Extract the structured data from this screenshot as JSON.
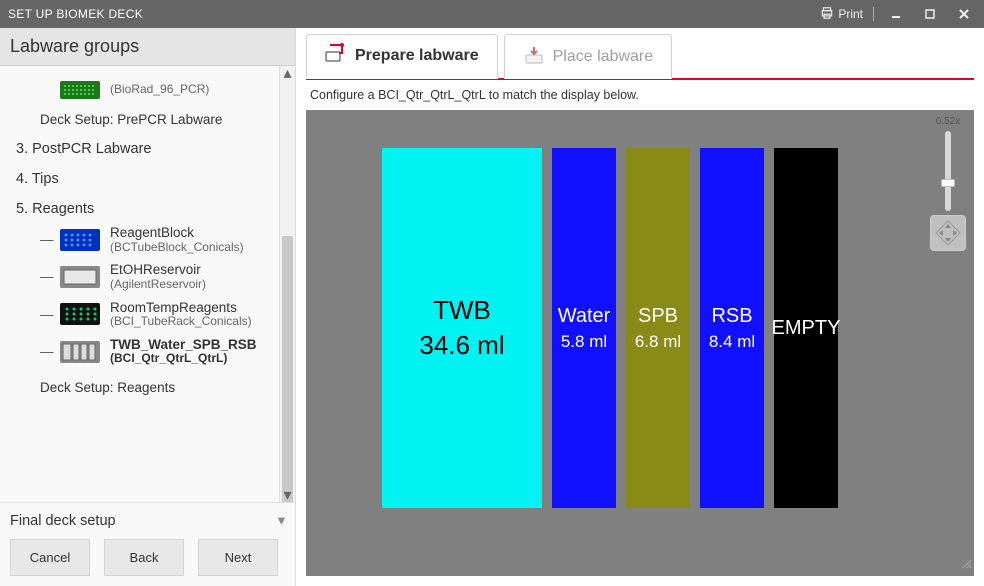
{
  "titlebar": {
    "title": "SET UP BIOMEK DECK",
    "print": "Print"
  },
  "sidebar": {
    "title": "Labware groups",
    "truncated_top": {
      "sub": "(BioRad_96_PCR)"
    },
    "deck_setup_prepcr": "Deck Setup: PrePCR Labware",
    "sections": {
      "s3": "3. PostPCR Labware",
      "s4": "4. Tips",
      "s5": "5. Reagents"
    },
    "reagents": [
      {
        "primary": "ReagentBlock",
        "secondary": "(BCTubeBlock_Conicals)",
        "icon": "reagent-block"
      },
      {
        "primary": "EtOHReservoir",
        "secondary": "(AgilentReservoir)",
        "icon": "reservoir"
      },
      {
        "primary": "RoomTempReagents",
        "secondary": "(BCI_TubeRack_Conicals)",
        "icon": "tuberack"
      },
      {
        "primary": "TWB_Water_SPB_RSB",
        "secondary": "(BCI_Qtr_QtrL_QtrL)",
        "icon": "quarter-reservoir"
      }
    ],
    "deck_setup_reagents": "Deck Setup: Reagents",
    "final": "Final deck setup"
  },
  "buttons": {
    "cancel": "Cancel",
    "back": "Back",
    "next": "Next"
  },
  "tabs": {
    "prepare": "Prepare labware",
    "place": "Place labware"
  },
  "instruction": "Configure a BCI_Qtr_QtrL_QtrL to match the display below.",
  "zoom": {
    "value": "0.52x"
  },
  "wells": [
    {
      "label": "TWB",
      "vol": "34.6 ml",
      "color": "#00f2f2",
      "text": "#000000",
      "size": "big"
    },
    {
      "label": "Water",
      "vol": "5.8 ml",
      "color": "#1010ff",
      "text": "#ffffff",
      "size": "small"
    },
    {
      "label": "SPB",
      "vol": "6.8 ml",
      "color": "#8a8a17",
      "text": "#ffffff",
      "size": "small"
    },
    {
      "label": "RSB",
      "vol": "8.4 ml",
      "color": "#1010ff",
      "text": "#ffffff",
      "size": "small"
    },
    {
      "label": "EMPTY",
      "vol": "",
      "color": "#000000",
      "text": "#ffffff",
      "size": "small"
    }
  ]
}
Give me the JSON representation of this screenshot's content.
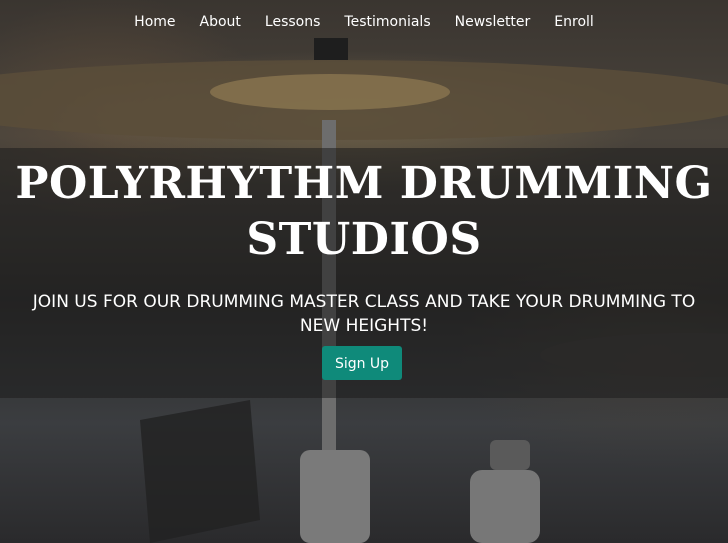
{
  "nav": {
    "items": [
      {
        "label": "Home"
      },
      {
        "label": "About"
      },
      {
        "label": "Lessons"
      },
      {
        "label": "Testimonials"
      },
      {
        "label": "Newsletter"
      },
      {
        "label": "Enroll"
      }
    ]
  },
  "hero": {
    "title_line1": "POLYRHYTHM DRUMMING",
    "title_line2": "STUDIOS",
    "subtitle_line1": "JOIN US FOR OUR DRUMMING MASTER CLASS AND TAKE YOUR DRUMMING TO",
    "subtitle_line2": "NEW HEIGHTS!",
    "cta_label": "Sign Up"
  },
  "colors": {
    "cta_background": "#0f8a7a",
    "text": "#ffffff",
    "overlay": "rgba(30,30,30,0.55)"
  }
}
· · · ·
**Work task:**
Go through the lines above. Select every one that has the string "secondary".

**Answer box:**
        "secondary": "(BCTubeBlock_Conicals)",
        "secondary": "(AgilentReservoir)",
        "secondary": "(BCI_TubeRack_Conicals)",
        "secondary": "(BCI_Qtr_QtrL_QtrL)",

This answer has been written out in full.